The most stars in a known system are seven, and eight seems like the theoretical maximum. But it is possible that in extreme situations stable systems with more than seven stars might be theoretically possible.
Part One of Four: Stable Star Systems are Hierarchical.
In stable star systems the orbits of individual stars and pairs of stars are arranged in a hierarchical order.
The two stars in a pair will orbit each other more closely than any other pairs or single stars will. A planet or star or pair of stars will have to orbit a pair of stars at a distance of at least a few times their separation in order to have a stable orbit. That is the reason for the hierarchical orbit types discussed in the article.
Part two: The Ultimate solar System and its limits.
There is a blob by astronomer Sean Raymond called PlanetPlanet, with a section called The Ultimate Solar System, where Raymond designs plausible imaginary solar systems, the goal to be a system with the maximum possible, though statistically very rare and improbable, number of habitable planets.
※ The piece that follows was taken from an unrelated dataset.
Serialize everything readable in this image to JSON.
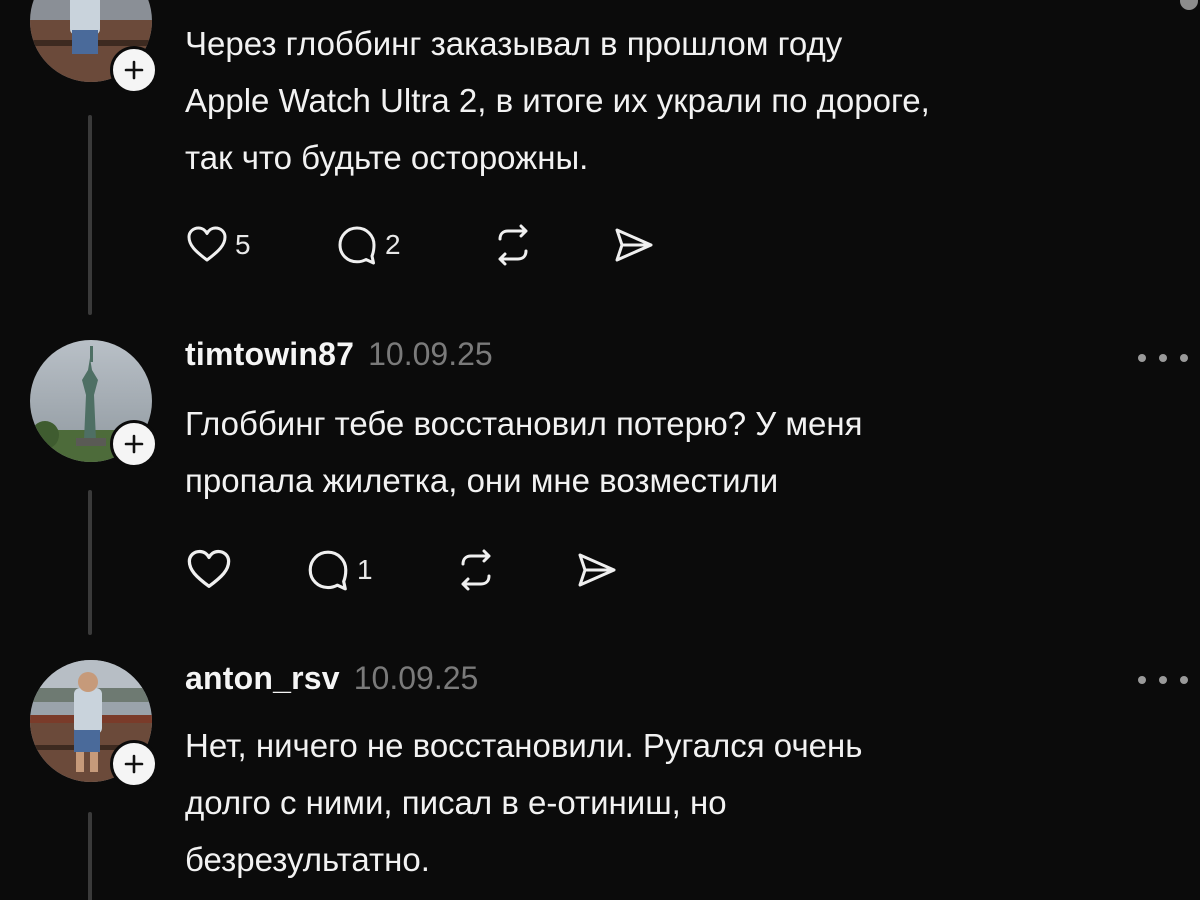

So Raymond tries putting the greatest possible number of planetary orbits inside the circumstellar habitable zone of a single star. He tries trojan systems, with two or three planets sharing an orbit. He tries putting giant planets in the circumstellar habitable zone of a star, with several giant moons large enough to be habitable orbiting each giant planet.
Then he tries assembling more and more stars into the system, each with as many habitable planets as possible.
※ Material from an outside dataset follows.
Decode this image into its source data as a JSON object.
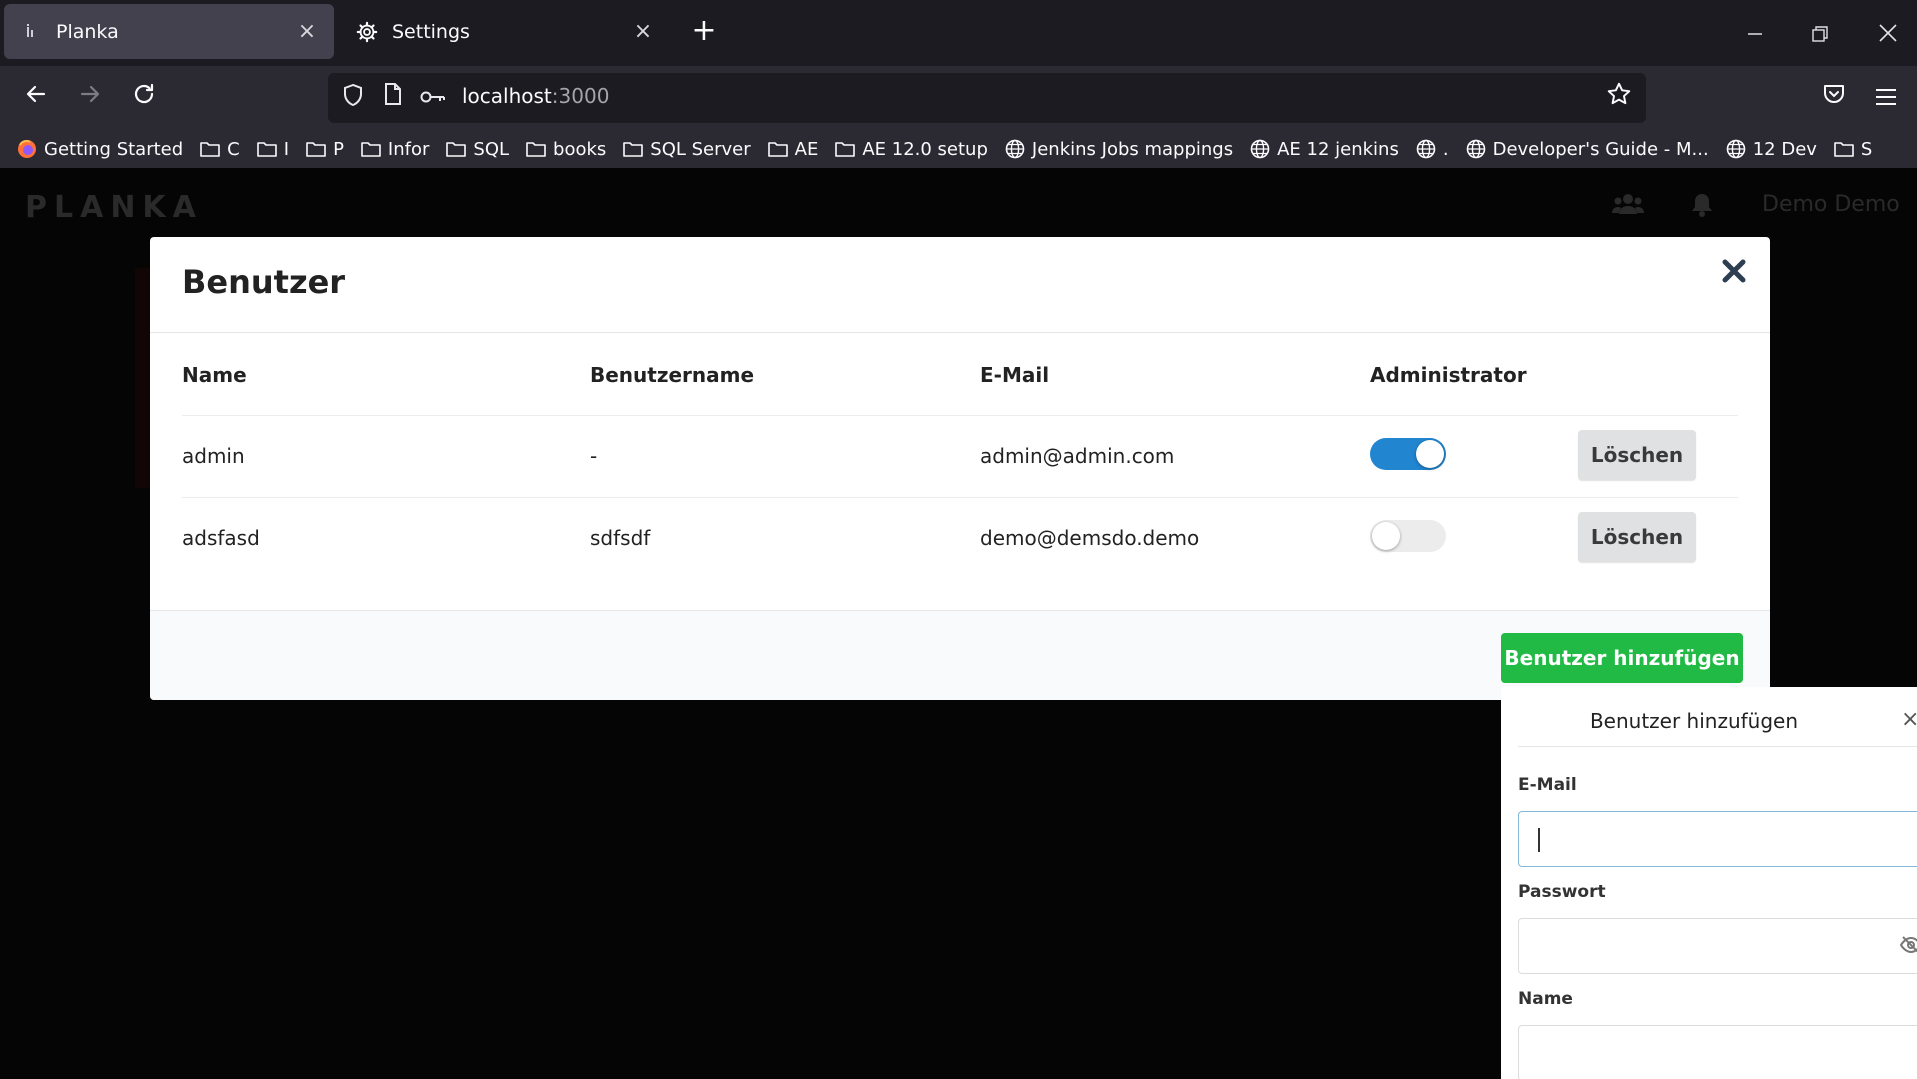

In "part 6: A system with many stars" he designs his masterpice, a system with 16 stars arranged in a hierarchy of 8 binary stars arranged in 4 quatenary stars arranged in 2 octenary stars, and a total of 384 to 576 habitable worlds.
And in the next post, "The biggest tragedy in the history of the universe" he describes how such a solar system would be torn apart and most of the once habitable worlds collide with other planets, fall into a star, or be ejected into the cold of interstellar space.
The two 8 star systems making up the 16 star system would have to be spaced so far apart that galactic tital forces, and the gravity of passing star systems, would turn their once almost circular orbits more and more elliptical. This effect would trickle down to the four star systems and the pairs of stars, and eventually the orbits of all the planets would be disrupted.
Here is a link to an article on the subject:
So if that is correct, a system with a four level hierarchy and with at most eight stars would seem to be the limit.
And as a matter of fact, the two known systems with the most stars are believed to be septenary systems with seven stars, Nu scorpii and AR Cassiopeiae.
Part Three: Possible Exceptions.
I suggest that if a star system was alone in the universe, or at least floating in intergalactic space hundreds or thousands of light years or parsecs from the nearest other star, a system with many more than eight stars should be dynamically stable.
And Raymond spaced the stars in each basic binary pair of his ultimate solar system far enough apart that each star could have planets in its habitable zone. But if the stars in each pair were spaced a fraction that far, too close to have planets orbiting each star, then the two sets of eight stars could also orbit each other much closer, perhaps close enough to avoid disruption.
So if it is not required that the pairs of stars are spaced far enough apart to have plantary systems, the whole 16 star system might be tight enough to avoid disruption and have stable orbits. Of course such a vast solar system without any planets would seem like a waste to science fiction fans, but it might be physically possible.
Part Four: Rings of Stars.
However, there is one way way it is theoretically physically possible for a star system to have more than seven or eight stars in stable orbits.
"The Ultimate Engineered Solar System"
features a star with a ring of planets sharing the same orbit. Actually several rings of planets in the stars habitable zone. Raymond says that between 7 and 42 astronomical objects can share a stable orbit if they have equal mass and are equally spaced along the orbit. An arrangement which would probably have to be created by a super advanced civiization instead of happening naturally.
His source is this paper:
And in another post: "The Million-Earth Solar System"
Raymond designs a hypothetical system with a giant black hole with one million times the mass of the Sun, and with a ring of stars around it. In one version their is a ring of 9 stars and the many rings of habitable planets orbit the black hole outside the ring of stars. In another version there is a ring of 36 stars and the many rings of habitable planets orbit the black hole inside the ring of stars.
So theoretically a supermassive back hole could be orbited by one or more rings of normal mass stars, each ring having 7 to 42 stars.
Apart from that theoretical possibility, I think that probably 8 stars are the most possible in a naturally forming star system to have long term stability if that star system orbits within a galaxy and is subjected to strong tidal forces from other stars.